For Cinderella, it was a royal ball, but for modern girls, the prom is often the event of a lifetime. For both, the problem is not having a suitable dress for the event, and no money to buy one. Cinderella gave up on attending the ball because of it, and many young ladies today must do the same.
In the fairy tale, a fairy godmother stepped into Cinderella’s life and saved the evening by providing a gorgeous gown and spectacular glass slippers so she could attend the ball and dazzle the prince. Now some modern day “godmothers” are helping high school girls in much the same way. They aren’t creating the gowns with magic, but they are donating their time and talents to provide free dresses and accessories for the girls in their town.
Our Cinderella’s Closet
Many families in our area, like those in towns across the country, have been hard hit by job loss and lower incomes during the past few years. They have little money left for “extras” like prom gowns, which sell for upwards of $100. In our town, a program named Cinderella’s Closet was created in response to the need, and it has proven to be very successful.
Our local group has been offering the service for several years, with the help of donations from area families and businesses. The group collects new and gently used dresses across the county from both residents and stores. Then they contact local businesses to find a location for their “showroom.” The starry-eyed girls make an appointment, and a “fairy godmother” helps them choose the perfect dress for their dream evening. Total cost to the student?

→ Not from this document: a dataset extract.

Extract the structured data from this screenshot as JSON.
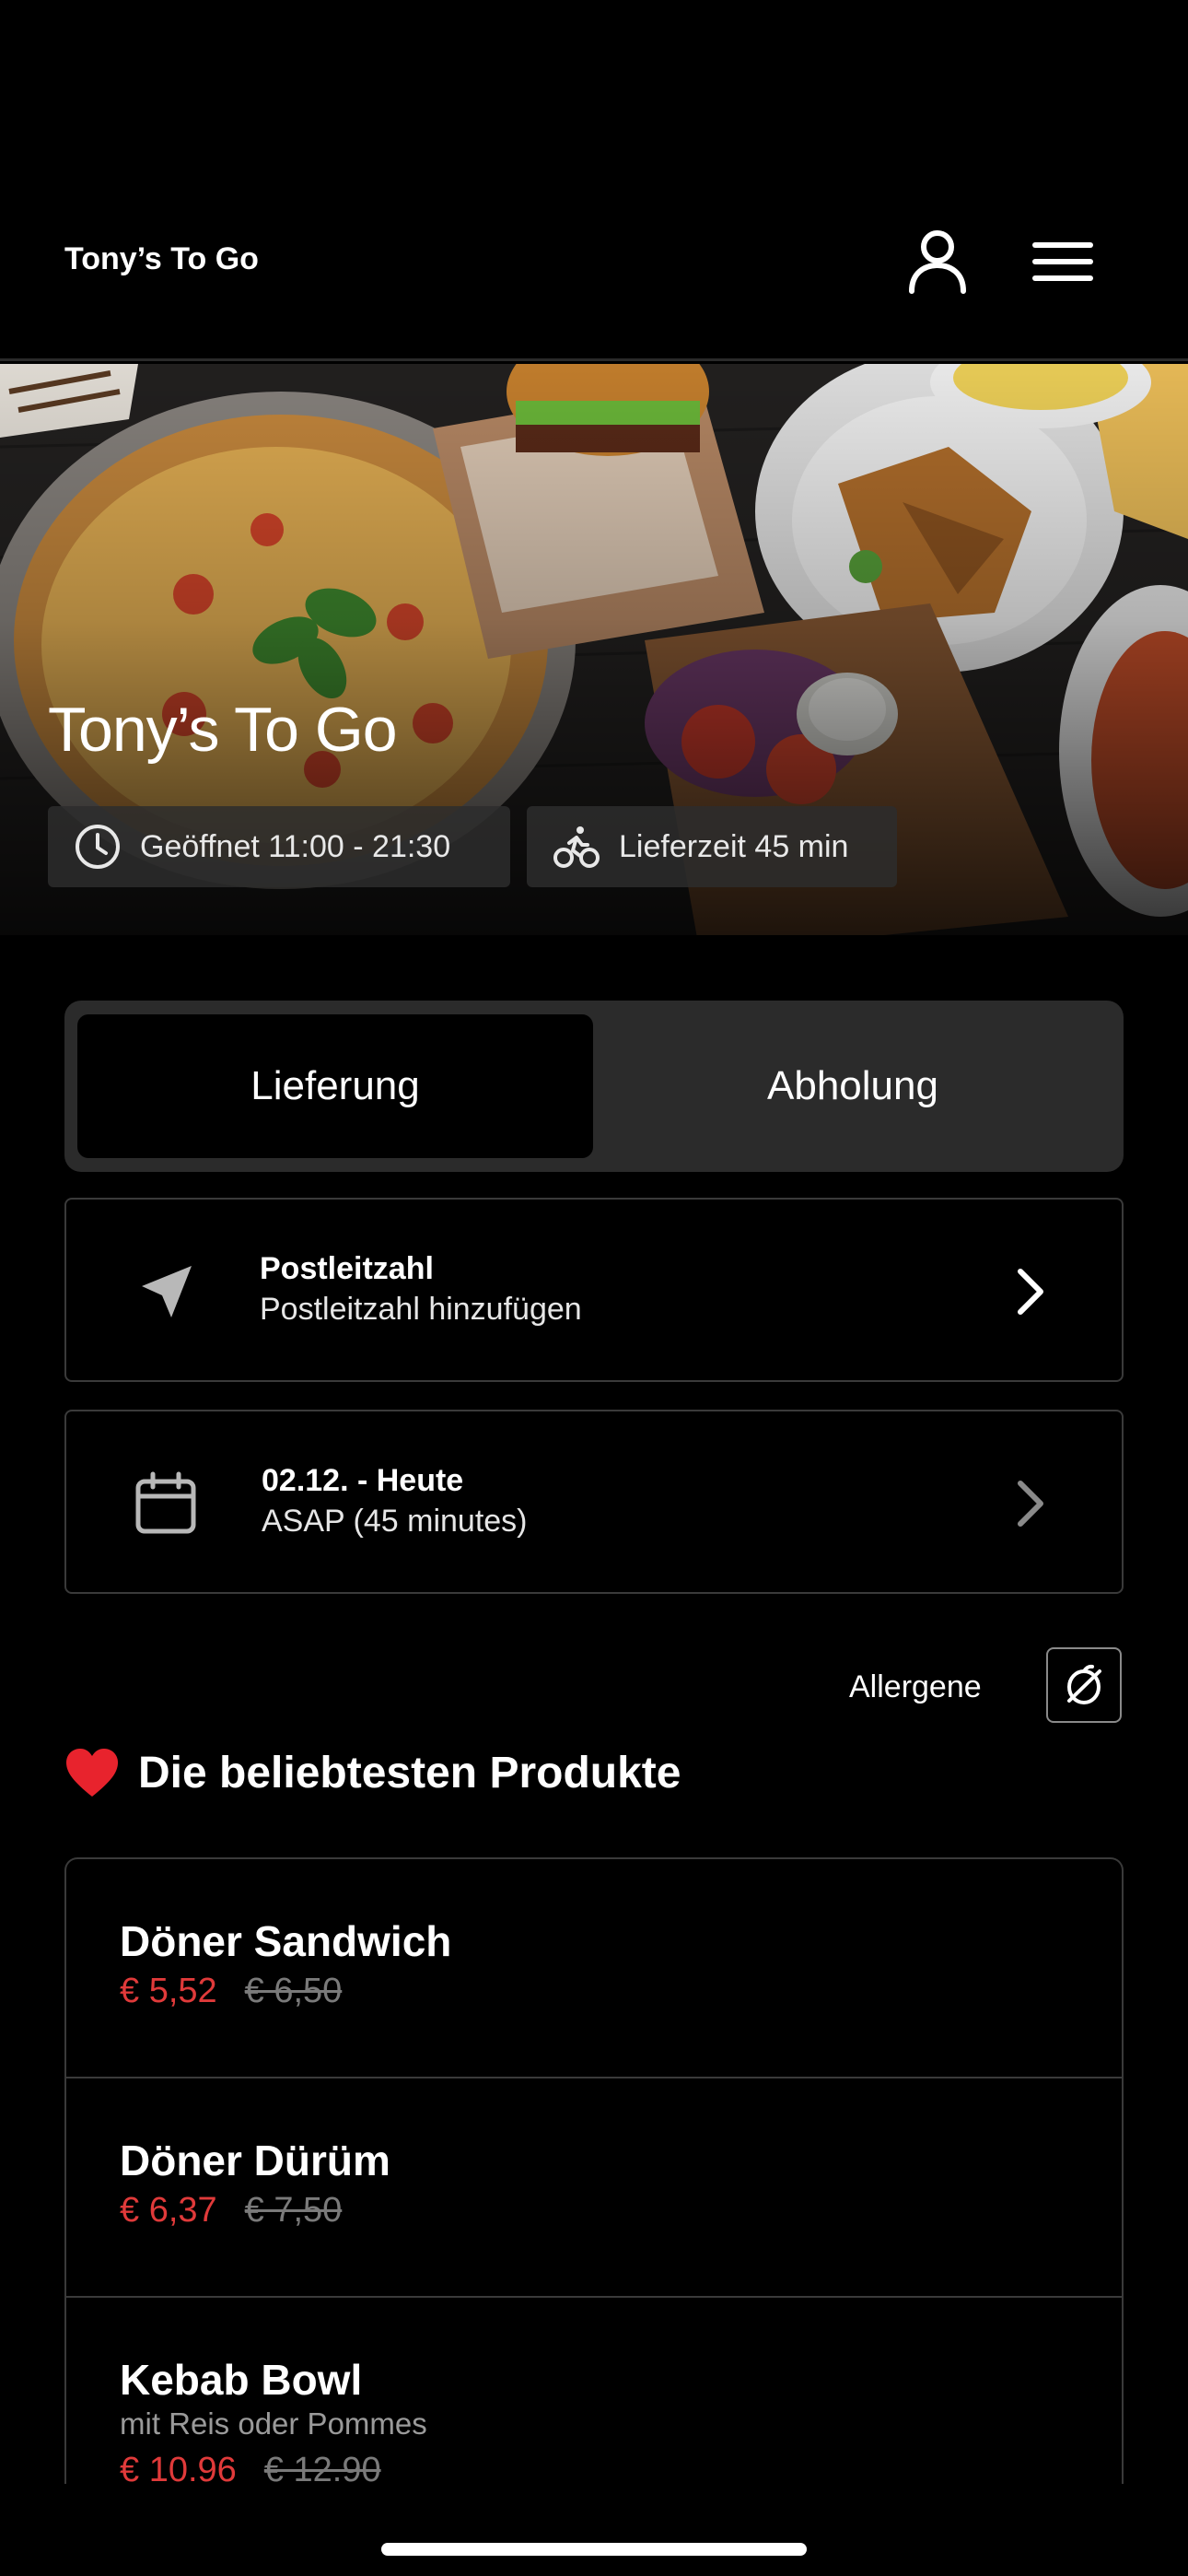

Nothing.
One of the First Cinderella’s Closets
Similar programs have been organized across the country, run by the schools themselves, local civic organizations and even churches. The oldest and largest organized Cinderella’s Closet I found is located in Edmonton, Canada. Officially named “The Cinderella’s Closet Foundation,” this group has a catchy slogan: “…sometimes you just need something to wear from people who care.” They also have a formal Mission Statement: “It is our mission to provide graduation attire for those students who require financial assistance.” They have operated as a registered Canadian charity for over 7 years, and have no salaried employees.

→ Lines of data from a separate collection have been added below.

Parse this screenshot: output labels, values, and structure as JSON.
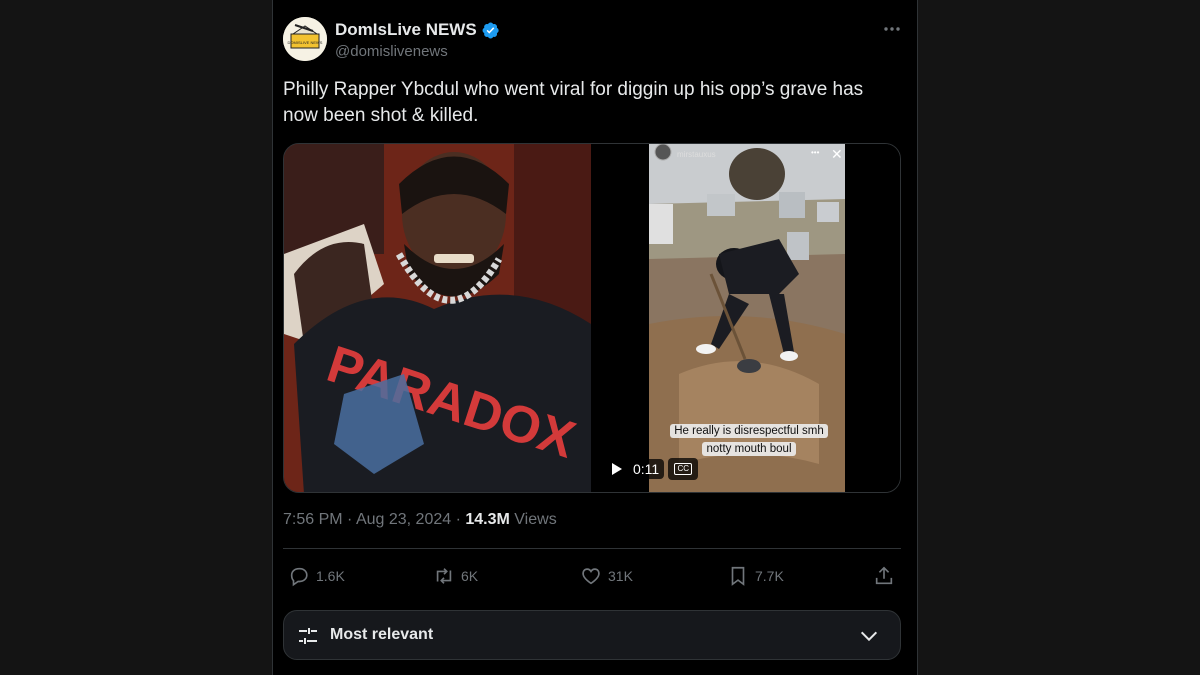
{
  "author": {
    "display_name": "DomIsLive NEWS",
    "handle": "@domislivenews",
    "avatar_text": "DOMISLIVE NEWS",
    "verified": true
  },
  "tweet": {
    "text": "Philly Rapper Ybcdul who went viral for diggin up his opp’s grave has now been shot & killed."
  },
  "media": {
    "left_image": "photo-of-rapper",
    "video": {
      "story_user": "mirstauxus",
      "caption_line1": "He really is disrespectful smh",
      "caption_line2": "notty mouth boul",
      "duration": "0:11",
      "cc_label": "CC"
    }
  },
  "meta": {
    "time": "7:56 PM",
    "separator": "·",
    "date": "Aug 23, 2024",
    "views_count": "14.3M",
    "views_label": "Views"
  },
  "actions": {
    "replies": "1.6K",
    "reposts": "6K",
    "likes": "31K",
    "bookmarks": "7.7K"
  },
  "sort": {
    "label": "Most relevant"
  },
  "colors": {
    "background": "#000000",
    "side_panels": "#141414",
    "text_primary": "#e7e9ea",
    "text_secondary": "#71767b",
    "verified_badge": "#1d9bf0",
    "border": "#2f3336"
  }
}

As their website states: “Everything collected, both monetary and in kind, goes directly to benefit the Graduates in our program, at no cost to the student.” They have a large group of volunteers, dubbed “Fairy Godmothers,” who give their time, friendship and support to keep the Closet functioning each year.

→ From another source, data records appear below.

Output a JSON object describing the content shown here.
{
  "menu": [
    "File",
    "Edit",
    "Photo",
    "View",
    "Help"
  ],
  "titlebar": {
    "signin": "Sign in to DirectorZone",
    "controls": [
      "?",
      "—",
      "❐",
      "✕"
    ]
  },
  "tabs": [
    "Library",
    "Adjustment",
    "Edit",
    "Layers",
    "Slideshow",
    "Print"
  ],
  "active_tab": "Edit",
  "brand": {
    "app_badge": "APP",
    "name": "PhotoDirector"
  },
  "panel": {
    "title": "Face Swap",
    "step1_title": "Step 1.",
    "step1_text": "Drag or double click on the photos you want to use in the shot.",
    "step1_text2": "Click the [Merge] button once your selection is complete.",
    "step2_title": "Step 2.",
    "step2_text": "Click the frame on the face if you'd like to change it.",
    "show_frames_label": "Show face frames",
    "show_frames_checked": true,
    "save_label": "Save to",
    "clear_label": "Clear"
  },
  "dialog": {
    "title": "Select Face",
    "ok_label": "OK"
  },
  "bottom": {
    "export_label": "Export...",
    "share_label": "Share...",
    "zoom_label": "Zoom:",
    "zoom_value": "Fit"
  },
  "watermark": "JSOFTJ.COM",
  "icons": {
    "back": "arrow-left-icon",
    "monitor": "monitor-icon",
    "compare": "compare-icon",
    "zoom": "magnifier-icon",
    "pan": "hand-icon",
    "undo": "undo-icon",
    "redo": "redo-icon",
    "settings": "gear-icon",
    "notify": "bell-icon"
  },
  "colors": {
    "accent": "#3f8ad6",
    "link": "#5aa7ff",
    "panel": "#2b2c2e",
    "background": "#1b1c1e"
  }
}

A Cinderella’s Closet in Kentucky, started in 2007, had a more fairy tale like beginning. The founding woman was shopping at a consignment store when she overheard a teenaged girl ask the clerk if a gown on display could be put on hold while she figured out how to pay for it.
The girl asked her foster mother for the money, but the price of a prom dress was beyond their budget. Seeing the girl’s disappointment, the kind stranger bought the dress for her. Tears flooded the girl’s eyes as she thanked the woman, saying, “I’ll look just like Cinderella!”
Shortly afterwards, Cinderella’s Closet formally began as a ministry of Immanuel United Methodist Church. Since then almost 1,500 girls have found the dress of their dreams there.
Four years ago Hazen Union School’s student council offered a Cinderella’s Closet. Racks of donated dresses were offered for $25 or less, with the proceeds benefitting the student council and its programs. Their Closet was set up in the high school cafeteria. Wood shop students built dress racks and a platform in front of a wall mirror so the young princesses could better decide on the perfect gown.
In this case, a local bridal and formal store donated many of their discontinued dresses to the event. The store also donated certificates for the Hazen boys to get $20 off a tuxedo rental.
What It Means to You
If you have a daughter who needs a prom dress, check local papers or the school office to determine if there is a Cinderella’s Closet near you. Churches are another good place to look, as many of them have taken up the challenge of helping the young women in their community.
If you don’t find one in your community, why not consider starting one? There are probably many other families in need with “godmothers” who would be willing to give their time. Local stores are always looking for positive publicity. I’m sure many of the organizations listed in my reference section would be happy to tell how to get started. You might be surprised at the response of your neighbors if they know there is a need!